*Problem to work on*. What lines of the data below hold the string "comment"? Copy each one.

*Source records*.

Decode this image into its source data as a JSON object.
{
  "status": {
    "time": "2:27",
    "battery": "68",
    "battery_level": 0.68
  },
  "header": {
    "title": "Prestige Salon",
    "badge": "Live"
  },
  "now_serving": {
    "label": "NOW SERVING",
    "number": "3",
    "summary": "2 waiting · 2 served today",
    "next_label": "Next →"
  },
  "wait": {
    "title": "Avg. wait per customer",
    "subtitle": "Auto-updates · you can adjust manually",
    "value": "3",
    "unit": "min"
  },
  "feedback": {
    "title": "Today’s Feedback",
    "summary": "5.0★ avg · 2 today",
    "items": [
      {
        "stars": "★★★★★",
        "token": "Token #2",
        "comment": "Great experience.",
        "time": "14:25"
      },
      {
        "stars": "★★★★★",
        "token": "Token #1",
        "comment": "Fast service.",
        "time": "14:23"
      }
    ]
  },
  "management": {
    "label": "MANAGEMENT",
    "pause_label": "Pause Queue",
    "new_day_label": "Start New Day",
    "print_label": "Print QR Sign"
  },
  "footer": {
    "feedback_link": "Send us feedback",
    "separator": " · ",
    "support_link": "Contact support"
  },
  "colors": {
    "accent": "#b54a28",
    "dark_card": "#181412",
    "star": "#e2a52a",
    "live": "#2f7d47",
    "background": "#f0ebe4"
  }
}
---
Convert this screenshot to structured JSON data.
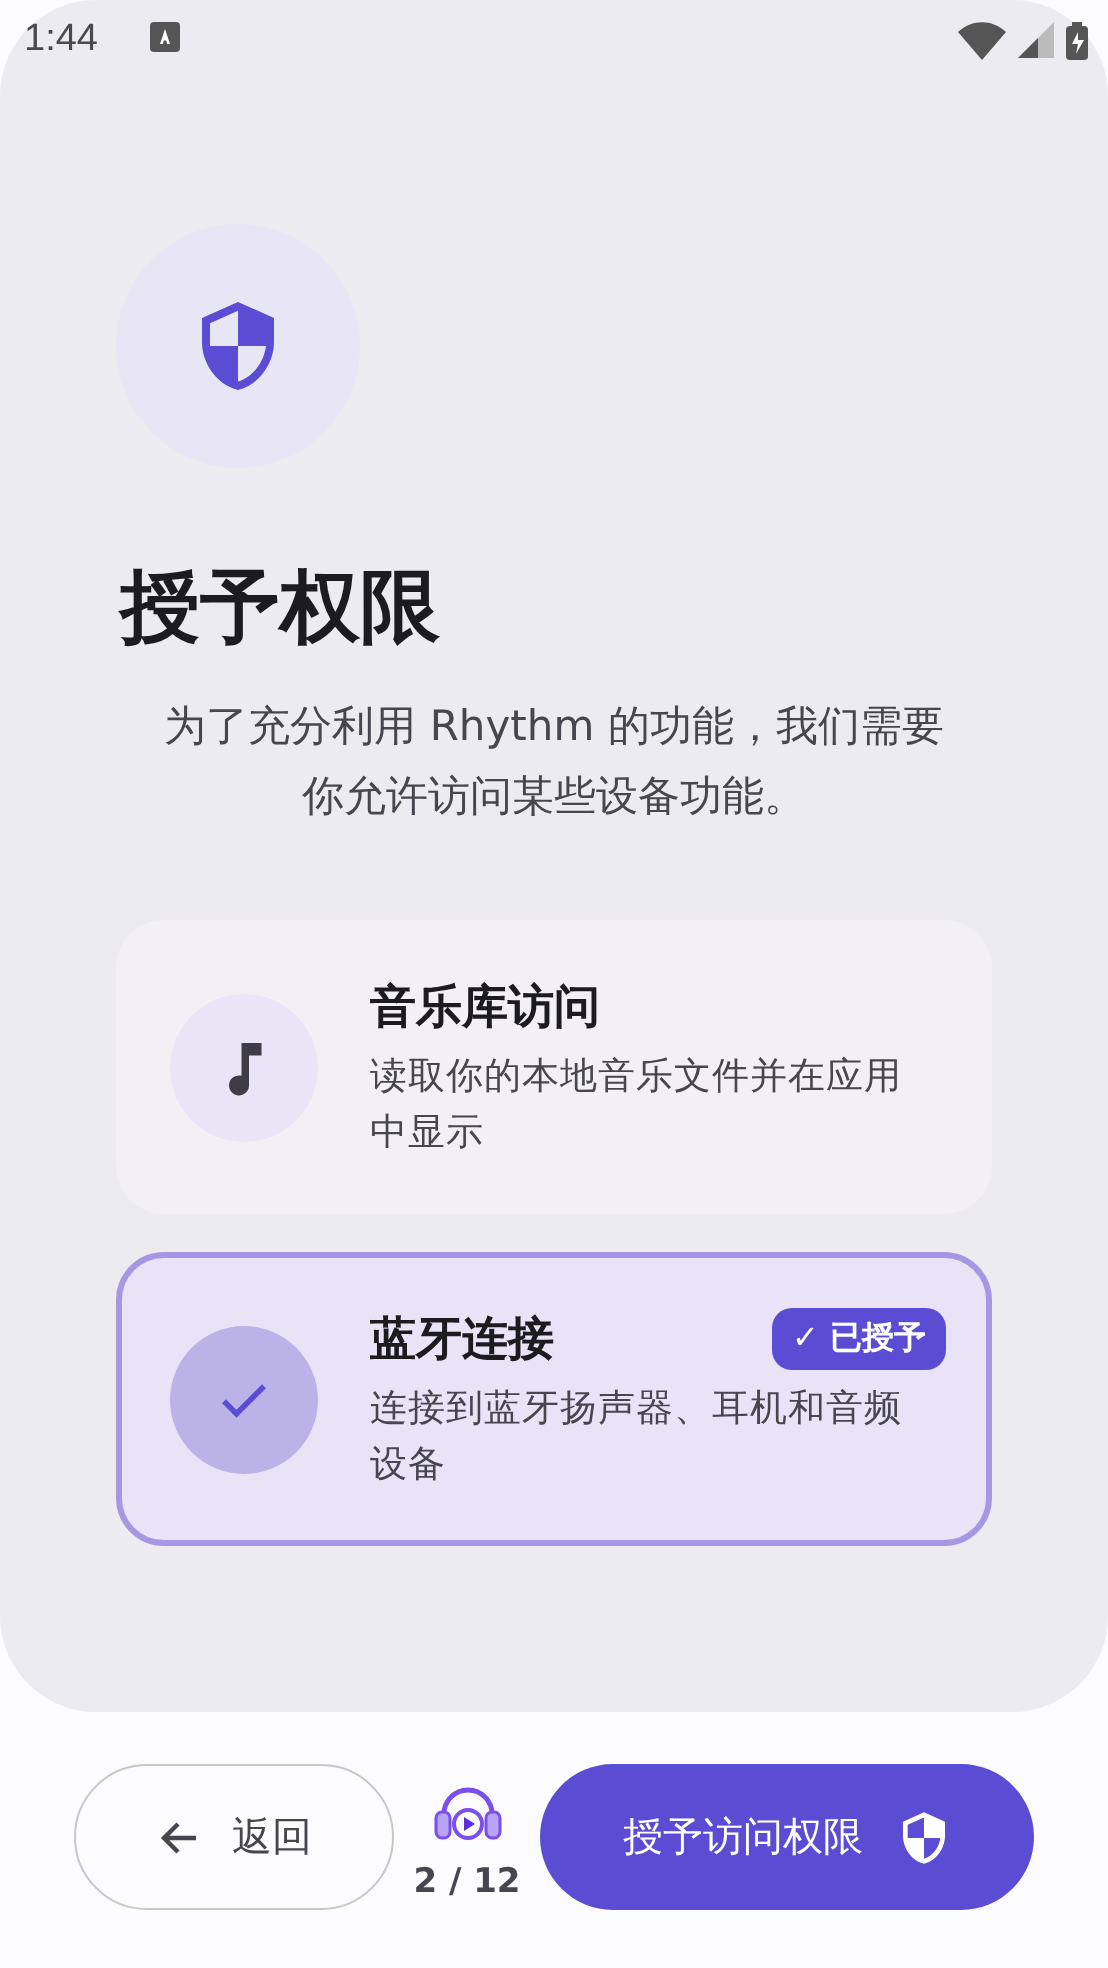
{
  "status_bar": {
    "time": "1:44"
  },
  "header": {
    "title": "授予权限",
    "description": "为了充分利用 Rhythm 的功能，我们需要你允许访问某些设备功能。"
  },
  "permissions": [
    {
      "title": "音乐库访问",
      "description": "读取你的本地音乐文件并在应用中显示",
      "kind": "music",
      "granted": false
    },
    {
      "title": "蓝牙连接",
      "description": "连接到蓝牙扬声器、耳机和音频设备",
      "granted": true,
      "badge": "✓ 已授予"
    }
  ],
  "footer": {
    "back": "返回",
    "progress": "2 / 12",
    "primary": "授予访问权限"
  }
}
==
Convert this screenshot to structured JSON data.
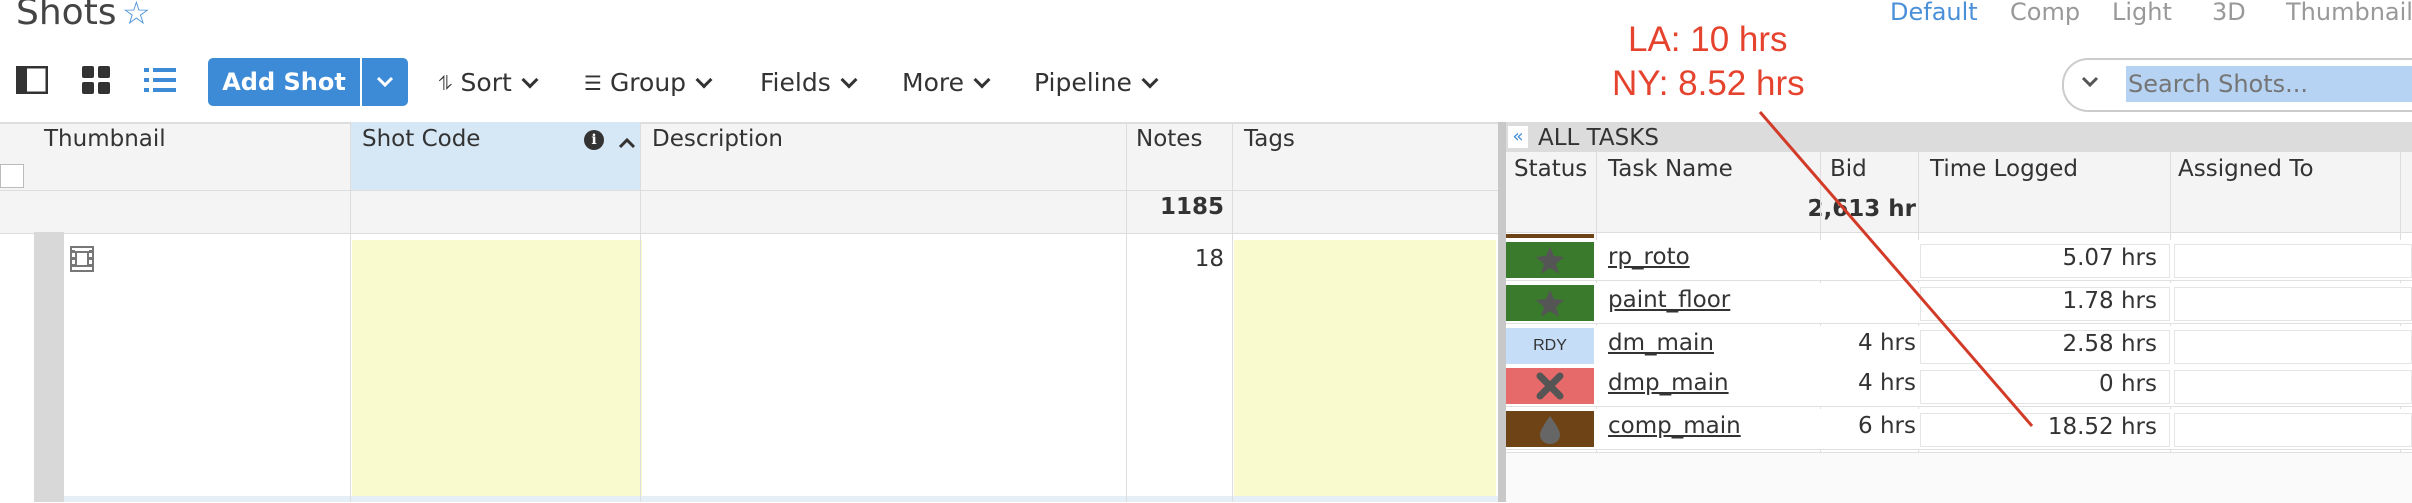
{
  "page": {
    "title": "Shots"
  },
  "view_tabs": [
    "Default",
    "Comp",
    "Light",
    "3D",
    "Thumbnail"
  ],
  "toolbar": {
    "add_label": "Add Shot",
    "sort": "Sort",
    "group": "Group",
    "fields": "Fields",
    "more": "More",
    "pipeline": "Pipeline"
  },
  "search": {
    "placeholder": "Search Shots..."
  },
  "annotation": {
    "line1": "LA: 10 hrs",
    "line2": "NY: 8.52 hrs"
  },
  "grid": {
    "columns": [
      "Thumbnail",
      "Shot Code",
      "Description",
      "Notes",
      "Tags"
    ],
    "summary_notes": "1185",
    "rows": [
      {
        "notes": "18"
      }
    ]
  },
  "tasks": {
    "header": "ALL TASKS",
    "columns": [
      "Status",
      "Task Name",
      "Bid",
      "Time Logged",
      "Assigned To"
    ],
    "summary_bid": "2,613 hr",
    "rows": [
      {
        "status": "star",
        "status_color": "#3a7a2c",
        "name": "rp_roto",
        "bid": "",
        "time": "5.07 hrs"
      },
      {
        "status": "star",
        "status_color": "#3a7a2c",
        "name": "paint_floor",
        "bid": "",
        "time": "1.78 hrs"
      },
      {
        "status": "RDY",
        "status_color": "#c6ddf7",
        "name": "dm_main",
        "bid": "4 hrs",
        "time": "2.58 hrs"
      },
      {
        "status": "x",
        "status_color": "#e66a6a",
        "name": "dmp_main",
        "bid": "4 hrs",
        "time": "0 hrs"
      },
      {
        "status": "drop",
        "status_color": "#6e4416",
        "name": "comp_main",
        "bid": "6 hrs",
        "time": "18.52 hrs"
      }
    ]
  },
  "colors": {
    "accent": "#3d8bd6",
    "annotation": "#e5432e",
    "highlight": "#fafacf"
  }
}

*Reply*.
        "comment": "Great experience.",
        "comment": "Fast service.",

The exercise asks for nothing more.